To do
Copy all the records exactly, but keep the pictures out of your version.

Materials provided
════════
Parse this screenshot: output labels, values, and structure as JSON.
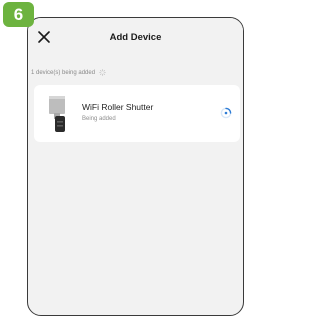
{
  "step_badge": {
    "number": "6",
    "color": "#6db33f"
  },
  "header": {
    "title": "Add Device",
    "close_icon": "close-icon"
  },
  "status": {
    "text": "1 device(s) being added",
    "icon": "spinner-icon"
  },
  "device": {
    "name": "WiFi Roller Shutter",
    "status": "Being added",
    "icon": "roller-shutter-device-icon",
    "loading_icon": "loading-spinner-icon"
  },
  "colors": {
    "accent": "#2f7dd6",
    "background": "#f2f2f2",
    "card": "#ffffff"
  }
}
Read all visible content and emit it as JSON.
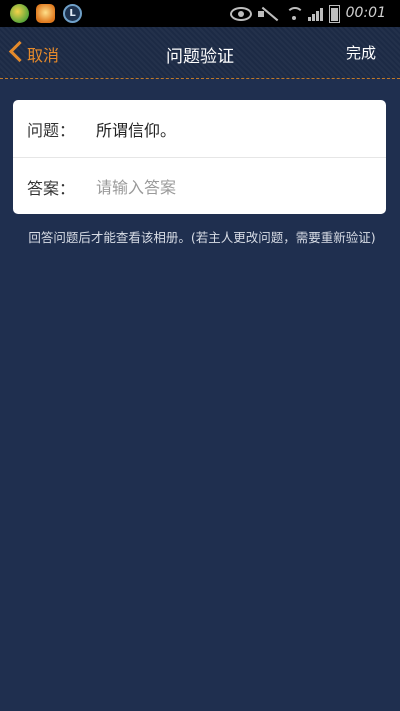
{
  "status_bar": {
    "time": "00:01"
  },
  "nav": {
    "cancel_label": "取消",
    "title": "问题验证",
    "done_label": "完成"
  },
  "question": {
    "label": "问题：",
    "value": "所谓信仰。"
  },
  "answer": {
    "label": "答案：",
    "value": "",
    "placeholder": "请输入答案"
  },
  "hint": "回答问题后才能查看该相册。(若主人更改问题，需要重新验证)",
  "colors": {
    "background": "#1f2f4f",
    "accent": "#e58a2b",
    "card": "#ffffff"
  }
}
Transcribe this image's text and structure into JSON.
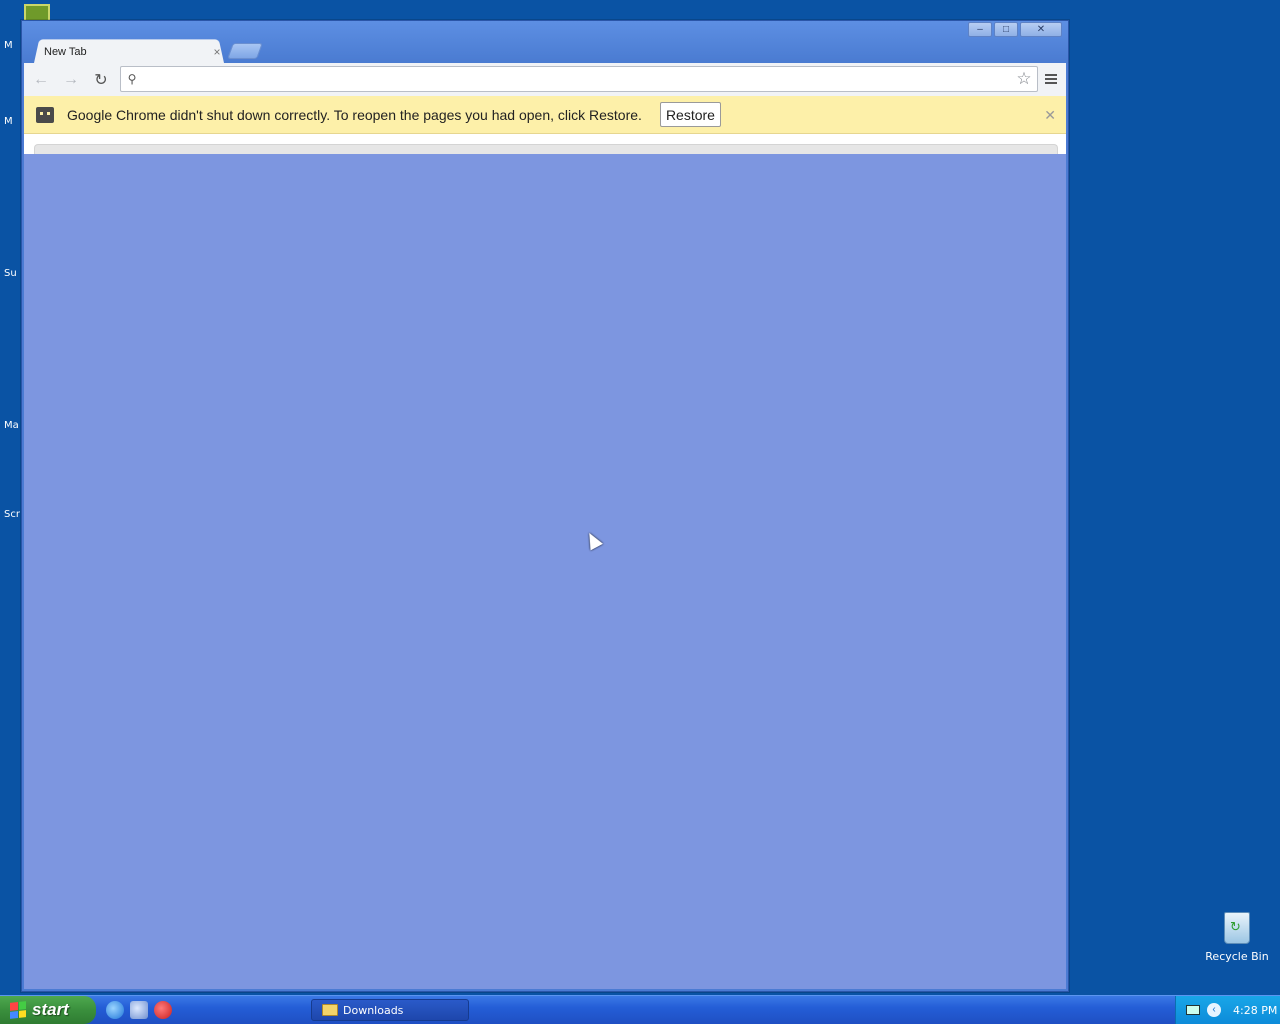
{
  "desktop": {
    "fragments": [
      "M",
      "M",
      "Su",
      "Ma",
      "Scr"
    ],
    "recycle_bin_label": "Recycle Bin"
  },
  "browser": {
    "tab_title": "New Tab",
    "tab_close": "×",
    "omnibox_value": "",
    "infobar_message": "Google Chrome didn't shut down correctly. To reopen the pages you had open, click Restore.",
    "restore_label": "Restore",
    "infobar_close": "✕",
    "content_bg": "#7d96e0"
  },
  "window_controls": {
    "minimize": "–",
    "maximize": "□",
    "close": "✕"
  },
  "taskbar": {
    "start_label": "start",
    "task_label": "Downloads",
    "clock": "4:28 PM"
  }
}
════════
Task response
Parse this screenshot: output labels, values, and structure as JSON.
{
  "step_badge": {
    "number": "6",
    "color": "#6db33f"
  },
  "header": {
    "title": "Add Device",
    "close_icon": "close-icon"
  },
  "status": {
    "text": "1 device(s) being added",
    "icon": "spinner-icon"
  },
  "device": {
    "name": "WiFi Roller Shutter",
    "status": "Being added",
    "icon": "roller-shutter-device-icon",
    "loading_icon": "loading-spinner-icon"
  },
  "colors": {
    "accent": "#2f7dd6",
    "background": "#f2f2f2",
    "card": "#ffffff"
  }
}
Read all visible content and emit it as JSON.
{
  "status_bar": {
    "time": "00:01"
  },
  "nav": {
    "cancel_label": "取消",
    "title": "问题验证",
    "done_label": "完成"
  },
  "question": {
    "label": "问题：",
    "value": "所谓信仰。"
  },
  "answer": {
    "label": "答案：",
    "value": "",
    "placeholder": "请输入答案"
  },
  "hint": "回答问题后才能查看该相册。(若主人更改问题，需要重新验证)",
  "colors": {
    "background": "#1f2f4f",
    "accent": "#e58a2b",
    "card": "#ffffff"
  }
}
Transcribe this image's text and structure into JSON.
{
  "desktop": {
    "fragments": [
      "M",
      "M",
      "Su",
      "Ma",
      "Scr"
    ],
    "recycle_bin_label": "Recycle Bin"
  },
  "browser": {
    "tab_title": "New Tab",
    "tab_close": "×",
    "omnibox_value": "",
    "infobar_message": "Google Chrome didn't shut down correctly. To reopen the pages you had open, click Restore.",
    "restore_label": "Restore",
    "infobar_close": "✕",
    "content_bg": "#7d96e0"
  },
  "window_controls": {
    "minimize": "–",
    "maximize": "□",
    "close": "✕"
  },
  "taskbar": {
    "start_label": "start",
    "task_label": "Downloads",
    "clock": "4:28 PM"
  }
}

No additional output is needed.